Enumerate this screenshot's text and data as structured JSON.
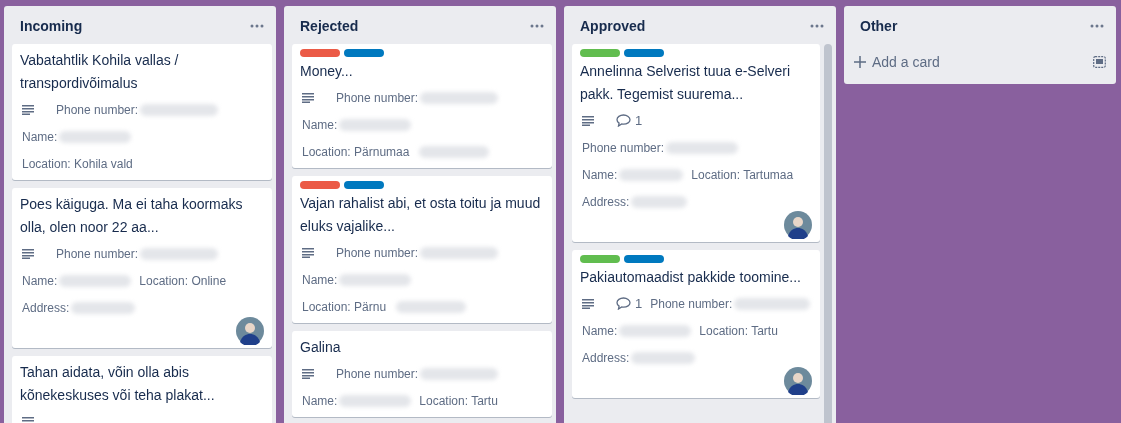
{
  "lists": [
    {
      "title": "Incoming",
      "scroll": false,
      "cards": [
        {
          "title": "Vabatahtlik Kohila vallas / transpordivõimalus",
          "avatar": false,
          "rows": [
            [
              {
                "kind": "description"
              },
              {
                "kind": "field",
                "label": "Phone number:",
                "redacted": true
              }
            ],
            [
              {
                "kind": "field",
                "label": "Name:",
                "redacted": true
              }
            ],
            [
              {
                "kind": "field",
                "label": "Location: Kohila vald",
                "redacted": false
              }
            ]
          ]
        },
        {
          "title": "Poes käiguga. Ma ei taha koormaks olla, olen noor 22 aa...",
          "avatar": true,
          "rows": [
            [
              {
                "kind": "description"
              },
              {
                "kind": "field",
                "label": "Phone number:",
                "redacted": true
              }
            ],
            [
              {
                "kind": "field",
                "label": "Name:",
                "redacted": true
              },
              {
                "kind": "field",
                "label": "Location: Online",
                "redacted": false
              }
            ],
            [
              {
                "kind": "field",
                "label": "Address:",
                "redacted": true
              }
            ]
          ]
        },
        {
          "title": "Tahan aidata, võin olla abis kõnekeskuses või teha plakat...",
          "avatar": false,
          "rows": [
            [
              {
                "kind": "description"
              }
            ]
          ]
        }
      ]
    },
    {
      "title": "Rejected",
      "scroll": false,
      "cards": [
        {
          "labels": [
            {
              "color": "#eb5a46"
            },
            {
              "color": "#0079bf"
            }
          ],
          "title": "Money...",
          "avatar": false,
          "rows": [
            [
              {
                "kind": "description"
              },
              {
                "kind": "field",
                "label": "Phone number:",
                "redacted": true
              }
            ],
            [
              {
                "kind": "field",
                "label": "Name:",
                "redacted": true
              }
            ],
            [
              {
                "kind": "field",
                "label": "Location: Pärnumaa",
                "redacted": false
              },
              {
                "kind": "field",
                "redacted": true
              }
            ]
          ]
        },
        {
          "labels": [
            {
              "color": "#eb5a46"
            },
            {
              "color": "#0079bf"
            }
          ],
          "title": "Vajan rahalist abi, et osta toitu ja muud eluks vajalike...",
          "avatar": false,
          "rows": [
            [
              {
                "kind": "description"
              },
              {
                "kind": "field",
                "label": "Phone number:",
                "redacted": true
              }
            ],
            [
              {
                "kind": "field",
                "label": "Name:",
                "redacted": true
              }
            ],
            [
              {
                "kind": "field",
                "label": "Location: Pärnu",
                "redacted": false
              },
              {
                "kind": "field",
                "redacted": true
              }
            ]
          ]
        },
        {
          "title": "Galina",
          "avatar": false,
          "rows": [
            [
              {
                "kind": "description"
              },
              {
                "kind": "field",
                "label": "Phone number:",
                "redacted": true
              }
            ],
            [
              {
                "kind": "field",
                "label": "Name:",
                "redacted": true
              },
              {
                "kind": "field",
                "label": "Location: Tartu",
                "redacted": false
              }
            ]
          ]
        }
      ]
    },
    {
      "title": "Approved",
      "scroll": true,
      "cards": [
        {
          "labels": [
            {
              "color": "#61bd4f"
            },
            {
              "color": "#0079bf"
            }
          ],
          "title": "Annelinna Selverist tuua e-Selveri pakk. Tegemist suurema...",
          "avatar": true,
          "rows": [
            [
              {
                "kind": "description"
              },
              {
                "kind": "comments",
                "count": "1"
              }
            ],
            [
              {
                "kind": "field",
                "label": "Phone number:",
                "redacted": true
              }
            ],
            [
              {
                "kind": "field",
                "label": "Name:",
                "redacted": true
              },
              {
                "kind": "field",
                "label": "Location: Tartumaa",
                "redacted": false
              }
            ],
            [
              {
                "kind": "field",
                "label": "Address:",
                "redacted": true
              }
            ]
          ]
        },
        {
          "labels": [
            {
              "color": "#61bd4f"
            },
            {
              "color": "#0079bf"
            }
          ],
          "title": "Pakiautomaadist pakkide toomine...",
          "avatar": true,
          "rows": [
            [
              {
                "kind": "description"
              },
              {
                "kind": "comments",
                "count": "1"
              },
              {
                "kind": "field",
                "label": "Phone number:",
                "redacted": true
              }
            ],
            [
              {
                "kind": "field",
                "label": "Name:",
                "redacted": true
              },
              {
                "kind": "field",
                "label": "Location: Tartu",
                "redacted": false
              }
            ],
            [
              {
                "kind": "field",
                "label": "Address:",
                "redacted": true
              }
            ]
          ]
        }
      ]
    },
    {
      "title": "Other",
      "scroll": false,
      "add": "Add a card"
    }
  ]
}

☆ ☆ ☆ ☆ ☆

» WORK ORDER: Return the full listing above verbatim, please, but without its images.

» RESPONSE TO THE TASK:
Enumerate this screenshot's text and data as structured JSON.
{
  "lists": [
    {
      "title": "Incoming",
      "scroll": false,
      "cards": [
        {
          "title": "Vabatahtlik Kohila vallas / transpordivõimalus",
          "avatar": false,
          "rows": [
            [
              {
                "kind": "description"
              },
              {
                "kind": "field",
                "label": "Phone number:",
                "redacted": true
              }
            ],
            [
              {
                "kind": "field",
                "label": "Name:",
                "redacted": true
              }
            ],
            [
              {
                "kind": "field",
                "label": "Location: Kohila vald",
                "redacted": false
              }
            ]
          ]
        },
        {
          "title": "Poes käiguga. Ma ei taha koormaks olla, olen noor 22 aa...",
          "avatar": true,
          "rows": [
            [
              {
                "kind": "description"
              },
              {
                "kind": "field",
                "label": "Phone number:",
                "redacted": true
              }
            ],
            [
              {
                "kind": "field",
                "label": "Name:",
                "redacted": true
              },
              {
                "kind": "field",
                "label": "Location: Online",
                "redacted": false
              }
            ],
            [
              {
                "kind": "field",
                "label": "Address:",
                "redacted": true
              }
            ]
          ]
        },
        {
          "title": "Tahan aidata, võin olla abis kõnekeskuses või teha plakat...",
          "avatar": false,
          "rows": [
            [
              {
                "kind": "description"
              }
            ]
          ]
        }
      ]
    },
    {
      "title": "Rejected",
      "scroll": false,
      "cards": [
        {
          "labels": [
            {
              "color": "#eb5a46"
            },
            {
              "color": "#0079bf"
            }
          ],
          "title": "Money...",
          "avatar": false,
          "rows": [
            [
              {
                "kind": "description"
              },
              {
                "kind": "field",
                "label": "Phone number:",
                "redacted": true
              }
            ],
            [
              {
                "kind": "field",
                "label": "Name:",
                "redacted": true
              }
            ],
            [
              {
                "kind": "field",
                "label": "Location: Pärnumaa",
                "redacted": false
              },
              {
                "kind": "field",
                "redacted": true
              }
            ]
          ]
        },
        {
          "labels": [
            {
              "color": "#eb5a46"
            },
            {
              "color": "#0079bf"
            }
          ],
          "title": "Vajan rahalist abi, et osta toitu ja muud eluks vajalike...",
          "avatar": false,
          "rows": [
            [
              {
                "kind": "description"
              },
              {
                "kind": "field",
                "label": "Phone number:",
                "redacted": true
              }
            ],
            [
              {
                "kind": "field",
                "label": "Name:",
                "redacted": true
              }
            ],
            [
              {
                "kind": "field",
                "label": "Location: Pärnu",
                "redacted": false
              },
              {
                "kind": "field",
                "redacted": true
              }
            ]
          ]
        },
        {
          "title": "Galina",
          "avatar": false,
          "rows": [
            [
              {
                "kind": "description"
              },
              {
                "kind": "field",
                "label": "Phone number:",
                "redacted": true
              }
            ],
            [
              {
                "kind": "field",
                "label": "Name:",
                "redacted": true
              },
              {
                "kind": "field",
                "label": "Location: Tartu",
                "redacted": false
              }
            ]
          ]
        }
      ]
    },
    {
      "title": "Approved",
      "scroll": true,
      "cards": [
        {
          "labels": [
            {
              "color": "#61bd4f"
            },
            {
              "color": "#0079bf"
            }
          ],
          "title": "Annelinna Selverist tuua e-Selveri pakk. Tegemist suurema...",
          "avatar": true,
          "rows": [
            [
              {
                "kind": "description"
              },
              {
                "kind": "comments",
                "count": "1"
              }
            ],
            [
              {
                "kind": "field",
                "label": "Phone number:",
                "redacted": true
              }
            ],
            [
              {
                "kind": "field",
                "label": "Name:",
                "redacted": true
              },
              {
                "kind": "field",
                "label": "Location: Tartumaa",
                "redacted": false
              }
            ],
            [
              {
                "kind": "field",
                "label": "Address:",
                "redacted": true
              }
            ]
          ]
        },
        {
          "labels": [
            {
              "color": "#61bd4f"
            },
            {
              "color": "#0079bf"
            }
          ],
          "title": "Pakiautomaadist pakkide toomine...",
          "avatar": true,
          "rows": [
            [
              {
                "kind": "description"
              },
              {
                "kind": "comments",
                "count": "1"
              },
              {
                "kind": "field",
                "label": "Phone number:",
                "redacted": true
              }
            ],
            [
              {
                "kind": "field",
                "label": "Name:",
                "redacted": true
              },
              {
                "kind": "field",
                "label": "Location: Tartu",
                "redacted": false
              }
            ],
            [
              {
                "kind": "field",
                "label": "Address:",
                "redacted": true
              }
            ]
          ]
        }
      ]
    },
    {
      "title": "Other",
      "scroll": false,
      "add": "Add a card"
    }
  ]
}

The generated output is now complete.